>>
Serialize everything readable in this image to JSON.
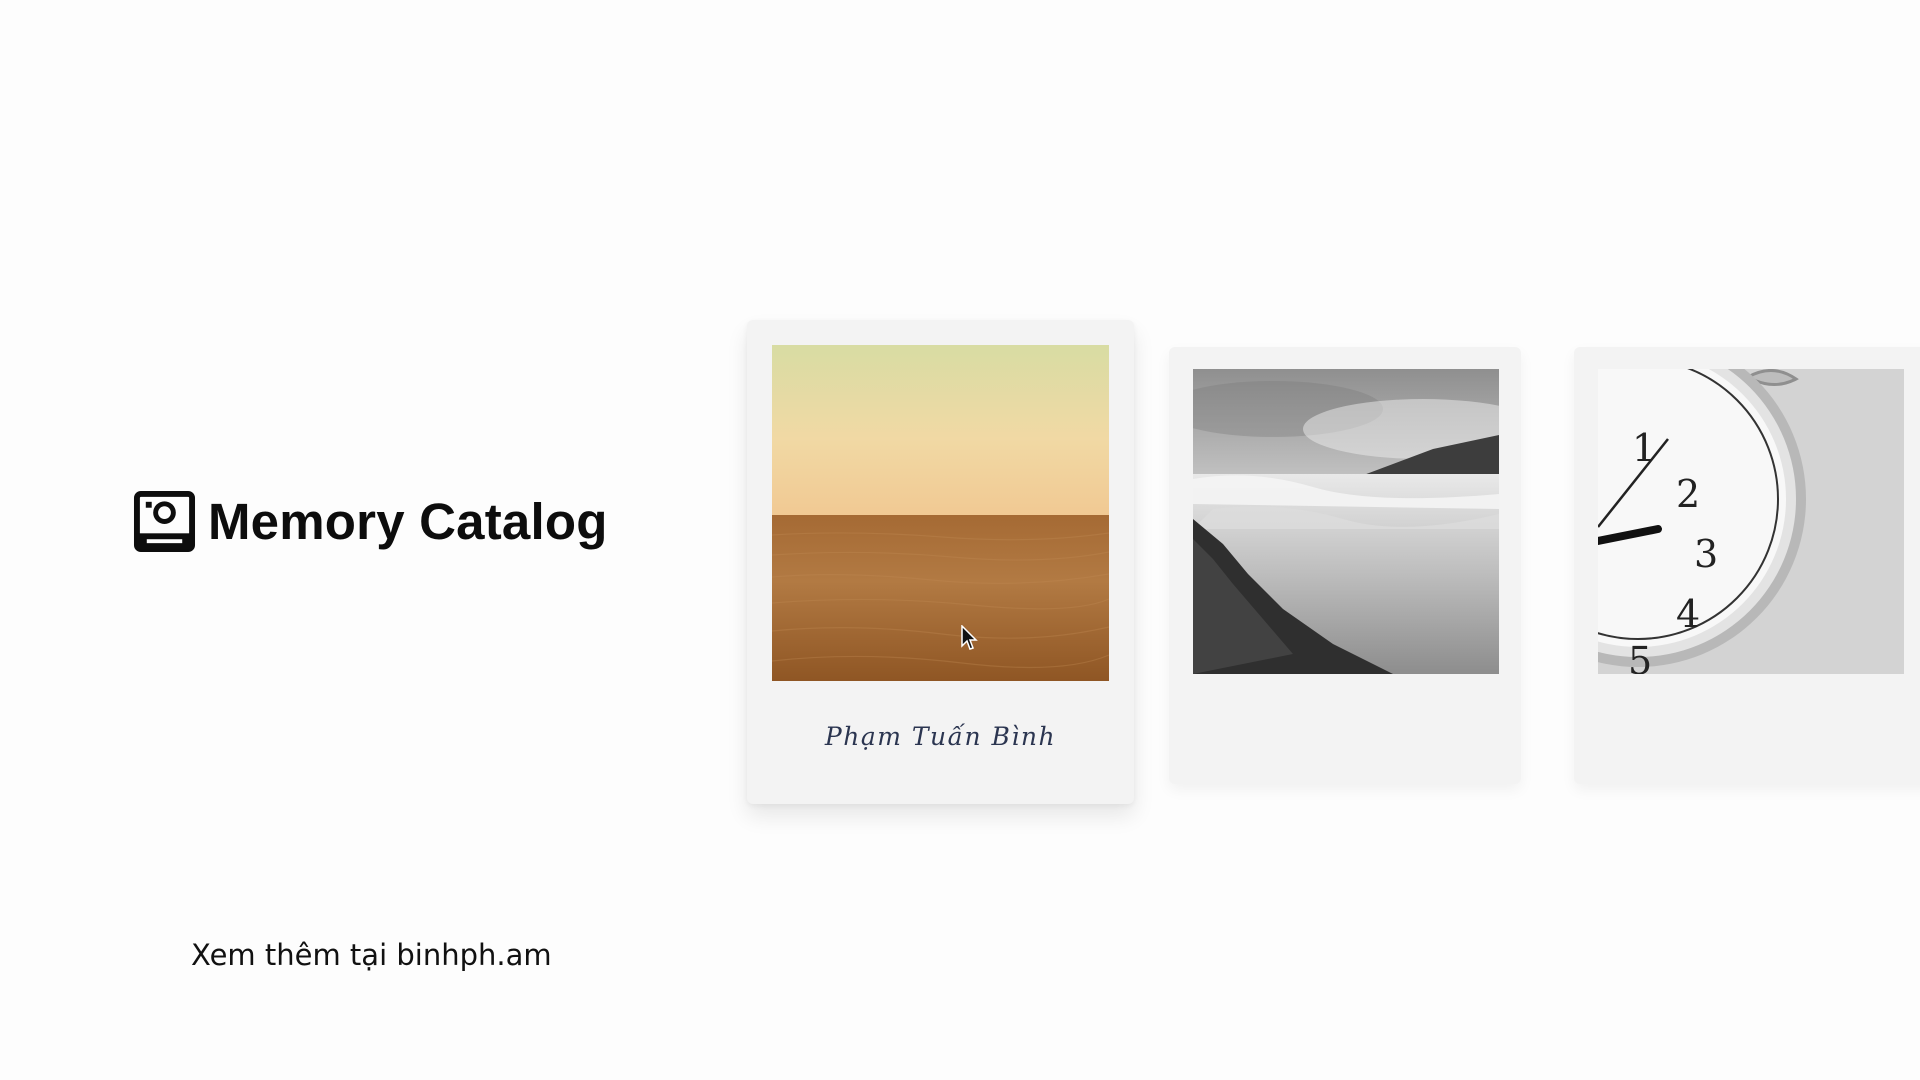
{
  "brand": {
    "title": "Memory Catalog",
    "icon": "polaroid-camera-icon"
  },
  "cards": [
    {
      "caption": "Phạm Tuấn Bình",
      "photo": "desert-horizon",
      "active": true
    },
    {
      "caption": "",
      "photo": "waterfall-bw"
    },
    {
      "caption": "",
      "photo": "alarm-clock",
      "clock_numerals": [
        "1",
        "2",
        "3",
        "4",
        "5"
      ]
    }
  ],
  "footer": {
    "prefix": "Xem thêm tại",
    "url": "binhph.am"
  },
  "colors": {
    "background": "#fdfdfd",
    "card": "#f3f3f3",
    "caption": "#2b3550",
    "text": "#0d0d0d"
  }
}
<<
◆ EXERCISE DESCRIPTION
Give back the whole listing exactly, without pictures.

◆ RESPONSE
Serialize everything readable in this image to JSON.
{
  "brand": {
    "title": "Memory Catalog",
    "icon": "polaroid-camera-icon"
  },
  "cards": [
    {
      "caption": "Phạm Tuấn Bình",
      "photo": "desert-horizon",
      "active": true
    },
    {
      "caption": "",
      "photo": "waterfall-bw"
    },
    {
      "caption": "",
      "photo": "alarm-clock",
      "clock_numerals": [
        "1",
        "2",
        "3",
        "4",
        "5"
      ]
    }
  ],
  "footer": {
    "prefix": "Xem thêm tại",
    "url": "binhph.am"
  },
  "colors": {
    "background": "#fdfdfd",
    "card": "#f3f3f3",
    "caption": "#2b3550",
    "text": "#0d0d0d"
  }
}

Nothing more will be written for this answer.